Source data:
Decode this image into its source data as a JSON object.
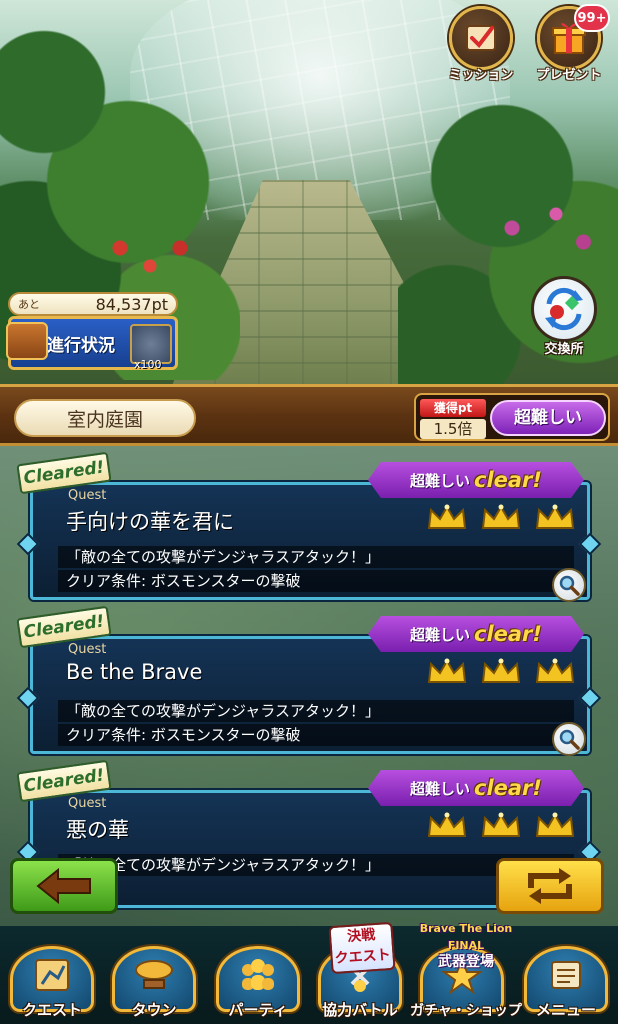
{
  "top_icons": {
    "mission_label": "ミッション",
    "present_label": "プレゼント",
    "present_badge": "99+",
    "exchange_label": "交換所"
  },
  "progress": {
    "ato_label": "あと",
    "points_value": "84,537pt",
    "button_label": "進行状況",
    "reward_count": "x100"
  },
  "area": {
    "name": "室内庭園",
    "pt_label": "獲得pt",
    "pt_multiplier": "1.5倍",
    "difficulty": "超難しい"
  },
  "quests": [
    {
      "cleared_label": "Cleared!",
      "clear_difficulty": "超難しい",
      "clear_text": "clear!",
      "quest_label": "Quest",
      "title": "手向けの華を君に",
      "desc": "「敵の全ての攻撃がデンジャラスアタック！」",
      "condition": "クリア条件: ボスモンスターの撃破",
      "crowns": 3
    },
    {
      "cleared_label": "Cleared!",
      "clear_difficulty": "超難しい",
      "clear_text": "clear!",
      "quest_label": "Quest",
      "title": "Be the Brave",
      "desc": "「敵の全ての攻撃がデンジャラスアタック！」",
      "condition": "クリア条件: ボスモンスターの撃破",
      "crowns": 3
    },
    {
      "cleared_label": "Cleared!",
      "clear_difficulty": "超難しい",
      "clear_text": "clear!",
      "quest_label": "Quest",
      "title": "悪の華",
      "desc": "「敵の全ての攻撃がデンジャラスアタック！」",
      "condition": "",
      "crowns": 3
    }
  ],
  "nav": {
    "items": [
      {
        "label": "クエスト",
        "icon": "quest-map-icon"
      },
      {
        "label": "タウン",
        "icon": "airship-icon"
      },
      {
        "label": "パーティ",
        "icon": "party-icon"
      },
      {
        "label": "協力バトル",
        "icon": "coop-battle-icon"
      },
      {
        "label": "ガチャ・ショップ",
        "icon": "gacha-shop-icon"
      },
      {
        "label": "メニュー",
        "icon": "menu-scroll-icon"
      }
    ],
    "event_tag": {
      "line1": "決戦",
      "line2": "クエスト"
    },
    "gacha_tag": {
      "line1": "Brave The Lion",
      "line2": "FINAL",
      "line3": "武器登場"
    }
  },
  "colors": {
    "quest_border": "#4db7d8",
    "difficulty_purple": "#7e22b8",
    "crown_gold": "#f2c321",
    "back_button_green": "#3f9a18",
    "sort_button_yellow": "#e6a30f"
  }
}
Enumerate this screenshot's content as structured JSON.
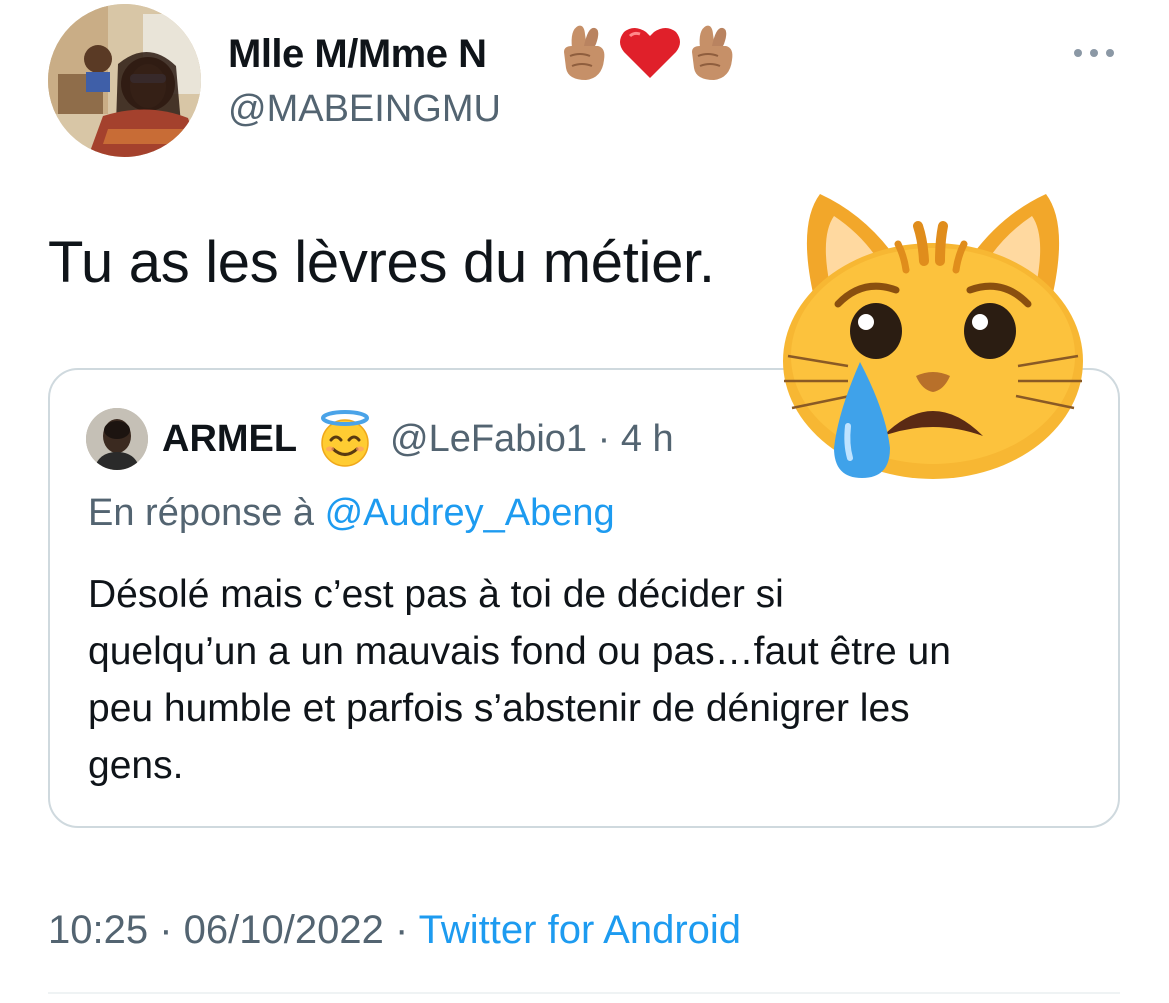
{
  "tweet": {
    "author": {
      "display_name": "Mlle M/Mme N",
      "name_emojis": [
        "crossed-fingers",
        "red-heart",
        "crossed-fingers"
      ],
      "handle": "@MABEINGMU"
    },
    "text": "Tu as les lèvres du métier.",
    "reaction_emoji": "crying-cat-face",
    "timestamp": "10:25 · 06/10/2022",
    "separator": " · ",
    "source": "Twitter for Android"
  },
  "quoted_tweet": {
    "author": {
      "display_name": "ARMEL",
      "name_emoji": "smiling-face-with-halo",
      "handle": "@LeFabio1",
      "time": "4 h"
    },
    "meta_separator": " · ",
    "reply_prefix": "En réponse à ",
    "reply_to": "@Audrey_Abeng",
    "text_lines": [
      "Désolé mais c’est pas à toi de décider si",
      "quelqu’un a un mauvais fond ou pas…faut être un",
      "peu humble et parfois s’abstenir de dénigrer les",
      "gens."
    ]
  },
  "colors": {
    "text_primary": "#0f1419",
    "text_secondary": "#536471",
    "link": "#1d9bf0",
    "border": "#cfd9de"
  }
}
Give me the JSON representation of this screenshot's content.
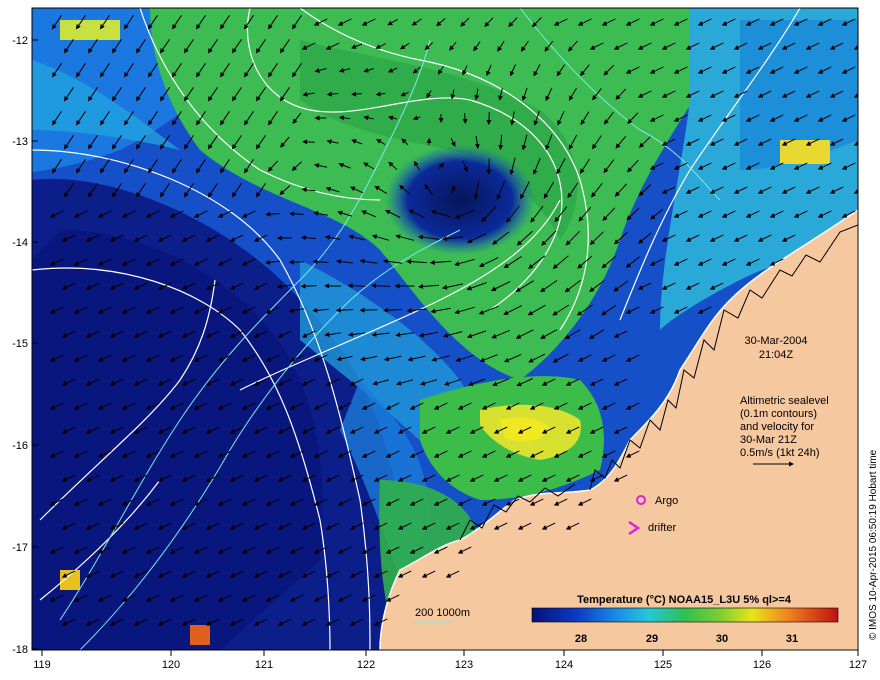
{
  "map": {
    "x_ticks": [
      "119",
      "120",
      "121",
      "122",
      "123",
      "124",
      "125",
      "126",
      "127"
    ],
    "y_ticks": [
      "-12",
      "-13",
      "-14",
      "-15",
      "-16",
      "-17",
      "-18"
    ],
    "datetime_line1": "30-Mar-2004",
    "datetime_line2": "21:04Z",
    "altimetry_lines": [
      "Altimetric sealevel",
      "(0.1m contours)",
      "and velocity for",
      "30-Mar 21Z",
      "0.5m/s (1kt 24h)"
    ],
    "argo_label": "Argo",
    "drifter_label": "drifter",
    "depth_label": "200  1000m",
    "colorbar_title": "Temperature (°C) NOAA15_L3U 5% ql>=4",
    "colorbar_ticks": [
      "28",
      "29",
      "30",
      "31"
    ],
    "credit": "© IMOS 10-Apr-2015 06:50:19 Hobart time",
    "colors": {
      "land": "#f5c8a0",
      "cold": "#0a1a7a",
      "mid": "#1e6fd0",
      "cyan": "#22c0d8",
      "green": "#3fc24a",
      "yellow": "#e8e41a",
      "argo_marker": "#e020e0",
      "contour": "#ffffff",
      "isobath": "#7fe8e8"
    }
  }
}
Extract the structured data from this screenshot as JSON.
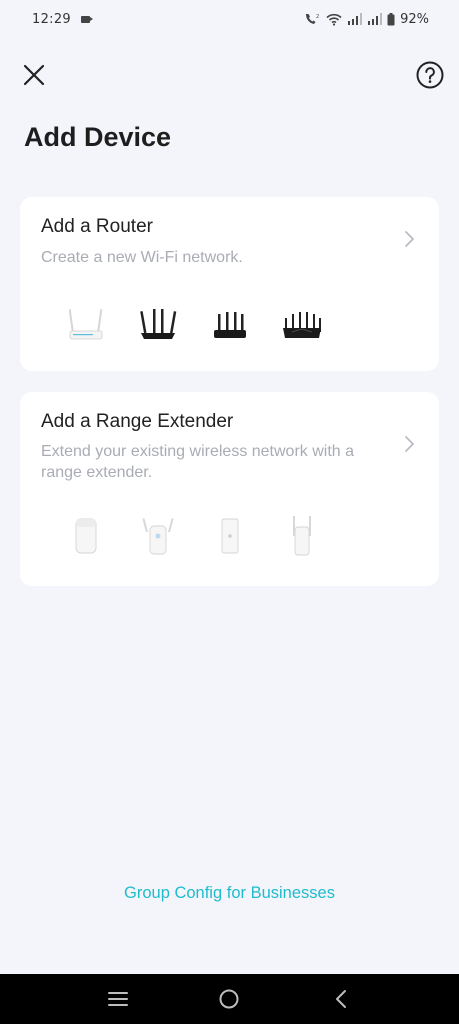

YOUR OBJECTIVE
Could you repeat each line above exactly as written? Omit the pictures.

TASK ANSWER
Decode this image into its source data as a JSON object.
{
  "top_icons": {
    "mission_label": "ミッション",
    "present_label": "プレゼント",
    "present_badge": "99+",
    "exchange_label": "交換所"
  },
  "progress": {
    "ato_label": "あと",
    "points_value": "84,537pt",
    "button_label": "進行状況",
    "reward_count": "x100"
  },
  "area": {
    "name": "室内庭園",
    "pt_label": "獲得pt",
    "pt_multiplier": "1.5倍",
    "difficulty": "超難しい"
  },
  "quests": [
    {
      "cleared_label": "Cleared!",
      "clear_difficulty": "超難しい",
      "clear_text": "clear!",
      "quest_label": "Quest",
      "title": "手向けの華を君に",
      "desc": "「敵の全ての攻撃がデンジャラスアタック！」",
      "condition": "クリア条件: ボスモンスターの撃破",
      "crowns": 3
    },
    {
      "cleared_label": "Cleared!",
      "clear_difficulty": "超難しい",
      "clear_text": "clear!",
      "quest_label": "Quest",
      "title": "Be the Brave",
      "desc": "「敵の全ての攻撃がデンジャラスアタック！」",
      "condition": "クリア条件: ボスモンスターの撃破",
      "crowns": 3
    },
    {
      "cleared_label": "Cleared!",
      "clear_difficulty": "超難しい",
      "clear_text": "clear!",
      "quest_label": "Quest",
      "title": "悪の華",
      "desc": "「敵の全ての攻撃がデンジャラスアタック！」",
      "condition": "",
      "crowns": 3
    }
  ],
  "nav": {
    "items": [
      {
        "label": "クエスト",
        "icon": "quest-map-icon"
      },
      {
        "label": "タウン",
        "icon": "airship-icon"
      },
      {
        "label": "パーティ",
        "icon": "party-icon"
      },
      {
        "label": "協力バトル",
        "icon": "coop-battle-icon"
      },
      {
        "label": "ガチャ・ショップ",
        "icon": "gacha-shop-icon"
      },
      {
        "label": "メニュー",
        "icon": "menu-scroll-icon"
      }
    ],
    "event_tag": {
      "line1": "決戦",
      "line2": "クエスト"
    },
    "gacha_tag": {
      "line1": "Brave The Lion",
      "line2": "FINAL",
      "line3": "武器登場"
    }
  },
  "colors": {
    "quest_border": "#4db7d8",
    "difficulty_purple": "#7e22b8",
    "crown_gold": "#f2c321",
    "back_button_green": "#3f9a18",
    "sort_button_yellow": "#e6a30f"
  }
}
Enumerate this screenshot's content as structured JSON.
{
  "tweet": {
    "author": {
      "display_name": "Mlle M/Mme N",
      "name_emojis": [
        "crossed-fingers",
        "red-heart",
        "crossed-fingers"
      ],
      "handle": "@MABEINGMU"
    },
    "text": "Tu as les lèvres du métier.",
    "reaction_emoji": "crying-cat-face",
    "timestamp": "10:25 · 06/10/2022",
    "separator": " · ",
    "source": "Twitter for Android"
  },
  "quoted_tweet": {
    "author": {
      "display_name": "ARMEL",
      "name_emoji": "smiling-face-with-halo",
      "handle": "@LeFabio1",
      "time": "4 h"
    },
    "meta_separator": " · ",
    "reply_prefix": "En réponse à ",
    "reply_to": "@Audrey_Abeng",
    "text_lines": [
      "Désolé mais c’est pas à toi de décider si",
      "quelqu’un a un mauvais fond ou pas…faut être un",
      "peu humble et parfois s’abstenir de dénigrer les",
      "gens."
    ]
  },
  "colors": {
    "text_primary": "#0f1419",
    "text_secondary": "#536471",
    "link": "#1d9bf0",
    "border": "#cfd9de"
  }
}
Give me the JSON representation of this screenshot's content.
{
  "map": {
    "x_ticks": [
      "119",
      "120",
      "121",
      "122",
      "123",
      "124",
      "125",
      "126",
      "127"
    ],
    "y_ticks": [
      "-12",
      "-13",
      "-14",
      "-15",
      "-16",
      "-17",
      "-18"
    ],
    "datetime_line1": "30-Mar-2004",
    "datetime_line2": "21:04Z",
    "altimetry_lines": [
      "Altimetric sealevel",
      "(0.1m contours)",
      "and velocity for",
      "30-Mar 21Z",
      "0.5m/s (1kt 24h)"
    ],
    "argo_label": "Argo",
    "drifter_label": "drifter",
    "depth_label": "200  1000m",
    "colorbar_title": "Temperature (°C) NOAA15_L3U 5% ql>=4",
    "colorbar_ticks": [
      "28",
      "29",
      "30",
      "31"
    ],
    "credit": "© IMOS 10-Apr-2015 06:50:19 Hobart time",
    "colors": {
      "land": "#f5c8a0",
      "cold": "#0a1a7a",
      "mid": "#1e6fd0",
      "cyan": "#22c0d8",
      "green": "#3fc24a",
      "yellow": "#e8e41a",
      "argo_marker": "#e020e0",
      "contour": "#ffffff",
      "isobath": "#7fe8e8"
    }
  }
}
Extract the structured data from this screenshot as JSON.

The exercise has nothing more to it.